== Description of the task ==
In the entries below, how many lines include "heading"? Reply with the number and nothing more.

== Entries shown ==
++++++

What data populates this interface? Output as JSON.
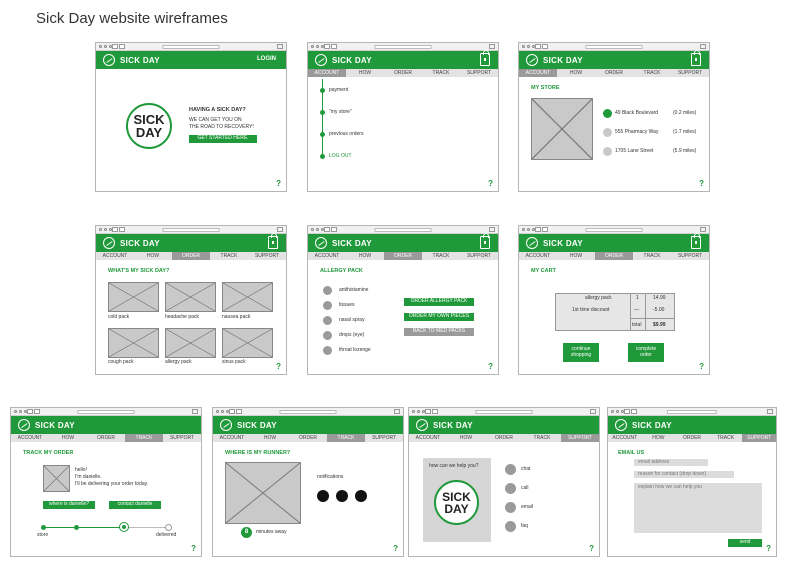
{
  "page_title": "Sick Day website wireframes",
  "brand": "SICK DAY",
  "help_glyph": "?",
  "nav": {
    "account": "ACCOUNT",
    "how": "HOW",
    "order": "ORDER",
    "track": "TRACK",
    "support": "SUPPORT"
  },
  "colors": {
    "brand_green": "#20993a",
    "tab_active": "#9a9a9a",
    "placeholder": "#c9c9c9"
  },
  "home": {
    "login": "LOGIN",
    "logo_line1": "SICK",
    "logo_line2": "DAY",
    "headline": "HAVING A SICK DAY?",
    "sub1": "WE CAN GET YOU ON",
    "sub2": "THE ROAD TO RECOVERY!",
    "cta": "GET STARTED HERE."
  },
  "account": {
    "items": [
      "payment",
      "\"my store\"",
      "previous orders",
      "LOG OUT"
    ]
  },
  "store": {
    "heading": "MY STORE",
    "locations": [
      {
        "name": "49 Black Boulevard",
        "distance": "(0.2 miles)"
      },
      {
        "name": "555 Pharmacy Way",
        "distance": "(1.7 miles)"
      },
      {
        "name": "1705 Lane Street",
        "distance": "(5.9 miles)"
      }
    ]
  },
  "order": {
    "heading": "WHAT'S MY SICK DAY?",
    "packs": [
      "cold pack",
      "headache pack",
      "nausea pack",
      "cough pack",
      "allergy pack",
      "sinus pack"
    ]
  },
  "allergy": {
    "heading": "ALLERGY PACK",
    "items": [
      "antihistamine",
      "tissues",
      "nasal spray",
      "drops (eye)",
      "throat lozenge"
    ],
    "btn_order_pack": "ORDER ALLERGY PACK",
    "btn_own_pieces": "ORDER MY OWN PIECES",
    "btn_back": "BACK TO MED PACKS"
  },
  "cart": {
    "heading": "MY CART",
    "rows": [
      {
        "label": "allergy pack",
        "qty": "1",
        "price": "14.99"
      },
      {
        "label": "1st time discount",
        "qty": "—",
        "price": "-5.00"
      }
    ],
    "total_label": "total",
    "total_value": "$9.99",
    "continue": [
      "continue",
      "shopping"
    ],
    "complete": [
      "complete",
      "order"
    ]
  },
  "track": {
    "heading": "TRACK MY ORDER",
    "msg": [
      "hello!",
      "I'm danielle.",
      "I'll be delivering your order today."
    ],
    "btn_who": "where is danielle?",
    "btn_contact": "contact danielle",
    "start": "store",
    "end": "delivered"
  },
  "runner": {
    "heading": "WHERE IS MY RUNNER?",
    "notifications": "notifications",
    "minutes": "8",
    "minutes_label": "minutes away"
  },
  "support": {
    "prompt": "how can we help you?",
    "logo_line1": "SICK",
    "logo_line2": "DAY",
    "options": [
      "chat",
      "call",
      "email",
      "faq"
    ]
  },
  "email": {
    "heading": "EMAIL US",
    "field1": "email address",
    "field2": "reason for contact (drop down)",
    "field3": "explain how we can help you",
    "send": "send"
  }
}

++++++

== Completed exercise ==
7